(2079) Shiffers, Evgenii. (1934-1997). “Smertiia Smert’ Poprav”
(after a verse of liturgical chant where is written: d’après un vers du chant liturgique où il est écrit : Jesus has chased away, he has killed death with death).
Copy of the original typescript, 227 pages. 31cm x 20,5cm. Hardbound in black worked morocco, gold titling and illustrations. Samizdat dated 1975.
Tri knigi: No.1 Avtobiografiia (109p), No.2 Edip i Iisus (100p), No.3 Prostaia kniga Fomy (24p).
1+2+118+106 pages. This, the definitive version is in three books.
Writer little known to the greater Russian public, Shiffers is considered as a veritable writer’s writer in the manner of Beckett, Joyce, Kafka or Proust. In the theatre, however, he had an outstanding reputation. In 1964 he graduated from the Leningrad Institute of Theatre, Music and Cinematography and his performances met with enormous success, but the Party accused him of Formalism, the most severe of accusations one could level at an artist, and he was forbidden to work in any of the Leningrad theatres. Shiffers left Leningrad hounded by the vitriol directed at him.
His ned effort from 1966-67 was directing the film “Pervorossiiane” but the final cut never made it past the censors and was denied release so Shiffers moved to Moscow where for the length of the 1970’s he would develop his friendships with celebrated artists, philosophers and writers. His work and time for this period contrasts starkly with 1980’s which would be a time of reclusion for philosophical and religious research. At the centre of his attention was Buddism, Orthodoxy, the Russian Sainthood and genius.

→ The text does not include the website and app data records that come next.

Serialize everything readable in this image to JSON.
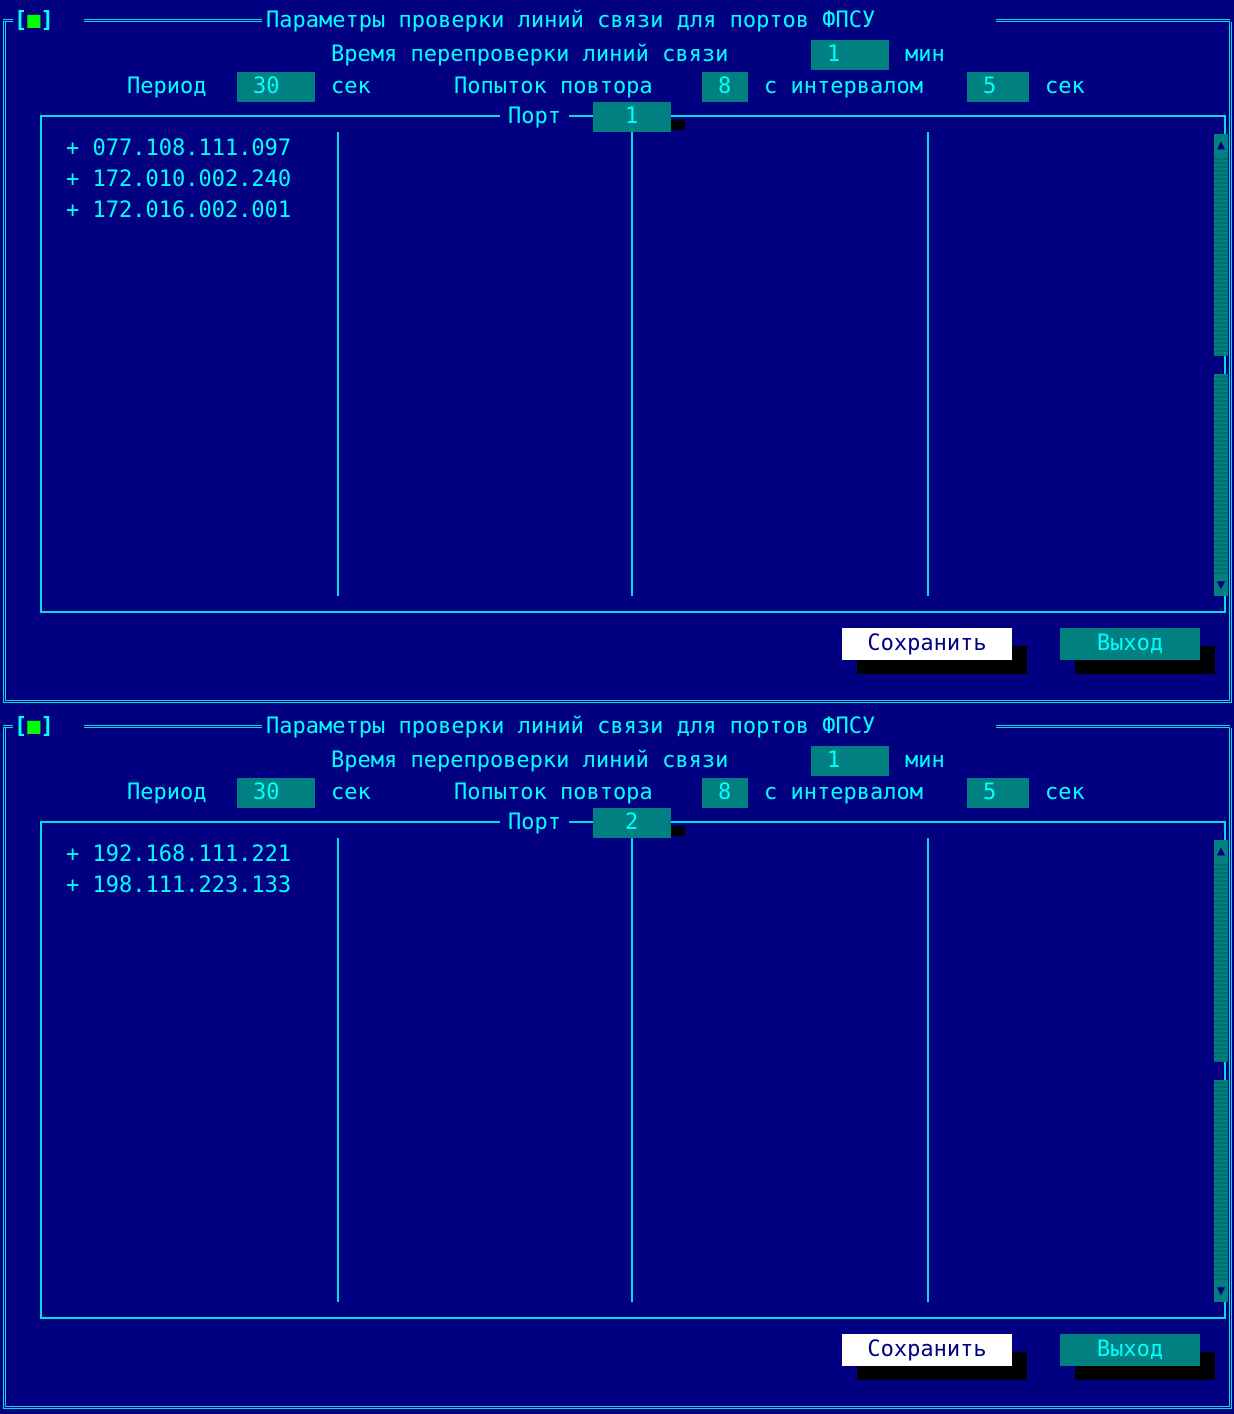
{
  "dialogs": [
    {
      "close_box": "[■]",
      "title": "Параметры проверки линий связи для портов ФПСУ",
      "recheck_label": "Время перепроверки линий связи",
      "recheck_value": "1",
      "recheck_unit": "мин",
      "period_label": "Период",
      "period_value": "30",
      "period_unit": "сек",
      "retries_label": "Попыток повтора",
      "retries_value": "8",
      "interval_label": "с интервалом",
      "interval_value": "5",
      "interval_unit": "сек",
      "port_label": "Порт",
      "port_value": "1",
      "addresses": [
        "+ 077.108.111.097",
        "+ 172.010.002.240",
        "+ 172.016.002.001"
      ],
      "save_label": "Сохранить",
      "exit_label": "Выход"
    },
    {
      "close_box": "[■]",
      "title": "Параметры проверки линий связи для портов ФПСУ",
      "recheck_label": "Время перепроверки линий связи",
      "recheck_value": "1",
      "recheck_unit": "мин",
      "period_label": "Период",
      "period_value": "30",
      "period_unit": "сек",
      "retries_label": "Попыток повтора",
      "retries_value": "8",
      "interval_label": "с интервалом",
      "interval_value": "5",
      "interval_unit": "сек",
      "port_label": "Порт",
      "port_value": "2",
      "addresses": [
        "+ 192.168.111.221",
        "+ 198.111.223.133"
      ],
      "save_label": "Сохранить",
      "exit_label": "Выход"
    }
  ],
  "colors": {
    "background": "#000080",
    "text": "#00ffff",
    "field": "#008080",
    "close_square": "#00ff00",
    "save_button": "#ffffff"
  },
  "icons": {
    "scroll_up": "scroll-up-arrow-icon",
    "scroll_down": "scroll-down-arrow-icon",
    "close": "close-box-icon"
  }
}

In the winter of 1967-68 Shiffers, without the possibility of finding work, poor and ill, stayed with friends in Tarusa where he worked on, according to his own words, a “bizarre” novel preoccupied with death, several parts of which had been started in 1964. The novel could never be published for the same reasons that his performances and film had been forbidden. There was nothing particularly incriminating in the novel but the spectre of the accusation of “Formalism” followed even his newest work. Those who read the book found it to leave a powerful and haunting impression undoubtedly fuelled by Shiffers’ own experiences. The semi-autobiographical novel and confession takes place largely in conversations between the author and the hero, the metaphysical dialogue contrasting strands of Russian thinkers, the dead and the living, in an attempt to thwart death.
This samizdat was offered to Anatolii Leïkin, the man considered as being the publisher for the dissidence, in 1975 by Shiffers himself. The second example was given to another friend who emigrated in the hopes that the novel would be published in the West. This, unfortunately, would never come to pass.

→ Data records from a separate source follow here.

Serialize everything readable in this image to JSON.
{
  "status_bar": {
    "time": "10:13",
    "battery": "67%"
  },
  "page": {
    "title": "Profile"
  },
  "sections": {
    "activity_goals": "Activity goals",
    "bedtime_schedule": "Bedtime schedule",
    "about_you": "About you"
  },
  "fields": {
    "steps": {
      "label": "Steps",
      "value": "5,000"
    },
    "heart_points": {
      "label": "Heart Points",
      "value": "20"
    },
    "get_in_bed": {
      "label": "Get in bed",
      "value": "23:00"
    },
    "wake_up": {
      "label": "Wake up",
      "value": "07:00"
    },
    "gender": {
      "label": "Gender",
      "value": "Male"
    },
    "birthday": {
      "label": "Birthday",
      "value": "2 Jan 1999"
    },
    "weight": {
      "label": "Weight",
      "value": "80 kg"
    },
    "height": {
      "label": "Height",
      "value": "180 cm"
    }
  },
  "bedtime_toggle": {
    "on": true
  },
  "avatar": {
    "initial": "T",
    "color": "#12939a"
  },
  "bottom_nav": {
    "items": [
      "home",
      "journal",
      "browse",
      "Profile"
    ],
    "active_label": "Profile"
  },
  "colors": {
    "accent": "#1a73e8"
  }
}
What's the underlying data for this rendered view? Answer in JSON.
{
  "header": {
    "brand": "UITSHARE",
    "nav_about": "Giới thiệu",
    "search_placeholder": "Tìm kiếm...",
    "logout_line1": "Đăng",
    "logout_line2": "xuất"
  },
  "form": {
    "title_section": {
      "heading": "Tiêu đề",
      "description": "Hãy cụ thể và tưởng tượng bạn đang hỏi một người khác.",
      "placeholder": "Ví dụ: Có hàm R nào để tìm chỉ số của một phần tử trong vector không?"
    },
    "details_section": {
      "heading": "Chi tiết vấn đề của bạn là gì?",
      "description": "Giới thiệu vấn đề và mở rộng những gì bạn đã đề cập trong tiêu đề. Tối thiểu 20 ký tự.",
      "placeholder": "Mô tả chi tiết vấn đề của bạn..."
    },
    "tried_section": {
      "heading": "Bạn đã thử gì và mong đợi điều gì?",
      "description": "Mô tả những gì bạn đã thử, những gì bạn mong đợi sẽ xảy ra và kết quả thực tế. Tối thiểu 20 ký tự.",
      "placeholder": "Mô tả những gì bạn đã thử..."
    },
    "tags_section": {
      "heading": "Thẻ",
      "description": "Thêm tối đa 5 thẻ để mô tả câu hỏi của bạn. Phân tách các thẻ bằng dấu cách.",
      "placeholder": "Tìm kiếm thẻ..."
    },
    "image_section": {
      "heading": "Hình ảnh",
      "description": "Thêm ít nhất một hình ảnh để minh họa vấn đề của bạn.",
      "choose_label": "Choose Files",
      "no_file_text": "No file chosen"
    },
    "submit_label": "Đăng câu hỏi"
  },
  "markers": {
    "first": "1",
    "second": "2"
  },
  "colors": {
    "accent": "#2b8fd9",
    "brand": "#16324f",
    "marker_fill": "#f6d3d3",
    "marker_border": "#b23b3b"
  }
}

There are two prefaces in this copy, neither of which appear in the edition of 2004. The first is taken from a family album “Preodolenie Gutenberga” Shiffers had put together with his little sister Masha at the beginning of the 1970’s, he writing and her drawing. This little preface on an old photograph lost during the Leningrad blockade is extracted from this album and concentrates on the Shiffers family.

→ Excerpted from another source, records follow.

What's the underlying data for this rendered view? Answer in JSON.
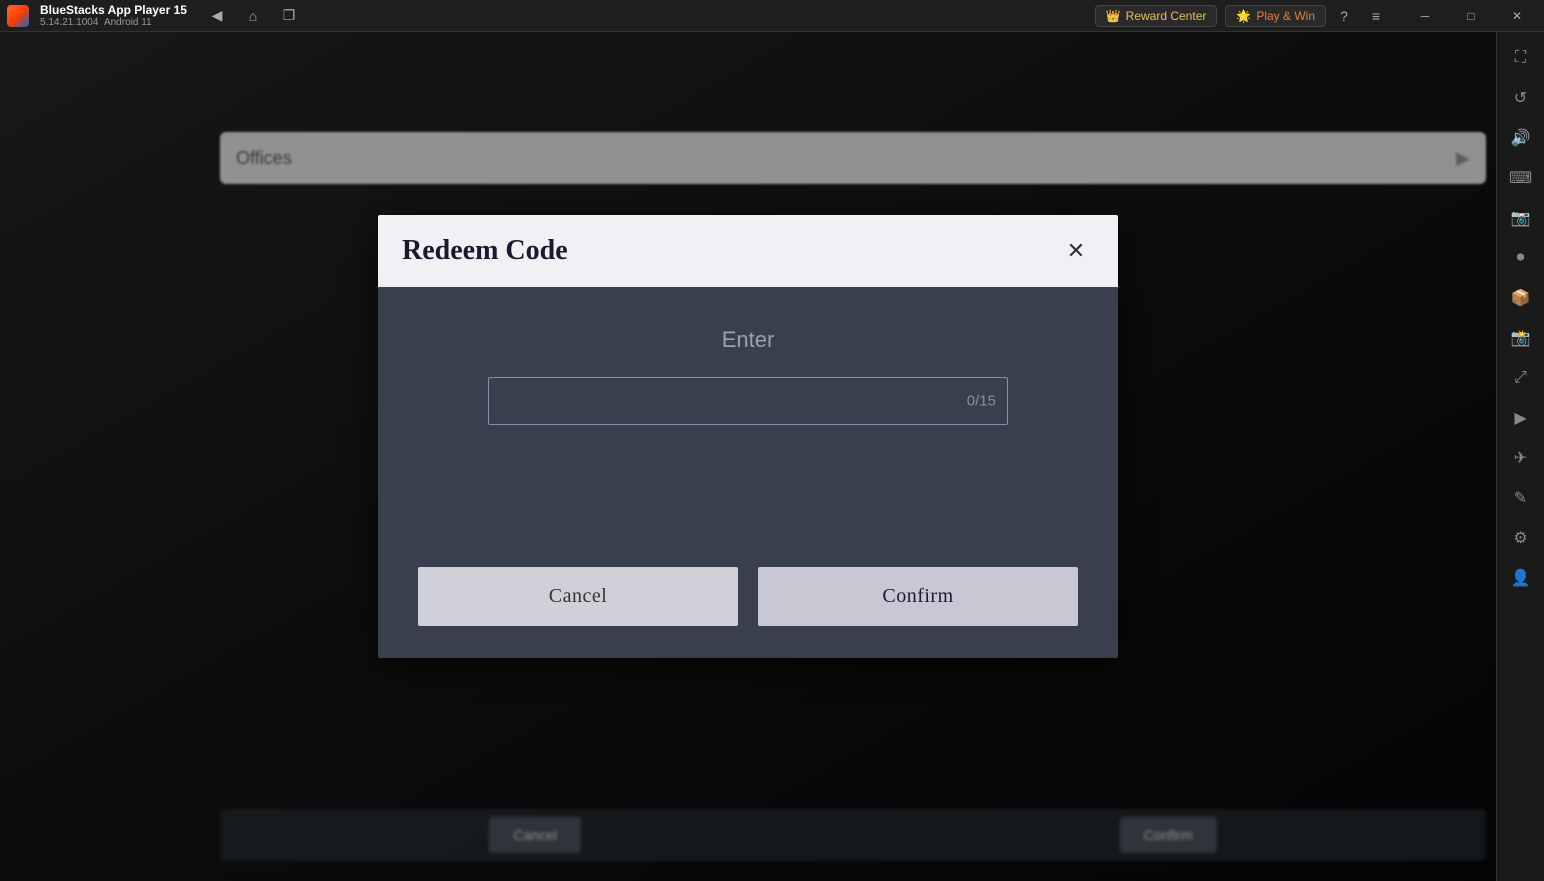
{
  "titlebar": {
    "app_name": "BlueStacks App Player 15",
    "app_version": "5.14.21.1004",
    "android_version": "Android 11",
    "reward_center_label": "Reward Center",
    "play_win_label": "Play & Win",
    "nav_back_icon": "◀",
    "nav_home_icon": "⌂",
    "nav_copy_icon": "❐",
    "help_icon": "?",
    "menu_icon": "≡",
    "minimize_icon": "─",
    "maximize_icon": "□",
    "close_icon": "✕",
    "fullscreen_icon": "⛶"
  },
  "sidebar": {
    "icons": [
      {
        "name": "fullscreen-icon",
        "symbol": "⛶"
      },
      {
        "name": "rotate-icon",
        "symbol": "↺"
      },
      {
        "name": "volume-icon",
        "symbol": "♪"
      },
      {
        "name": "keyboard-icon",
        "symbol": "⌨"
      },
      {
        "name": "screenshot-icon",
        "symbol": "📷"
      },
      {
        "name": "record-icon",
        "symbol": "⏺"
      },
      {
        "name": "apk-icon",
        "symbol": "📦"
      },
      {
        "name": "camera-icon",
        "symbol": "📸"
      },
      {
        "name": "resize-icon",
        "symbol": "⤢"
      },
      {
        "name": "macro-icon",
        "symbol": "▶"
      },
      {
        "name": "fly-icon",
        "symbol": "✈"
      },
      {
        "name": "edit-icon",
        "symbol": "✎"
      },
      {
        "name": "settings-icon",
        "symbol": "⚙"
      },
      {
        "name": "profile-icon",
        "symbol": "👤"
      }
    ]
  },
  "modal": {
    "title": "Redeem Code",
    "close_icon": "✕",
    "enter_label": "Enter",
    "input_placeholder": "",
    "input_counter": "0/15",
    "cancel_label": "Cancel",
    "confirm_label": "Confirm"
  },
  "game_ui": {
    "topbar_text": "Offices",
    "bottom_buttons": [
      "Cancel",
      "Confirm"
    ]
  }
}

The second preface was probably destined for the publication in the West much hoped for by Shiffers and his friends.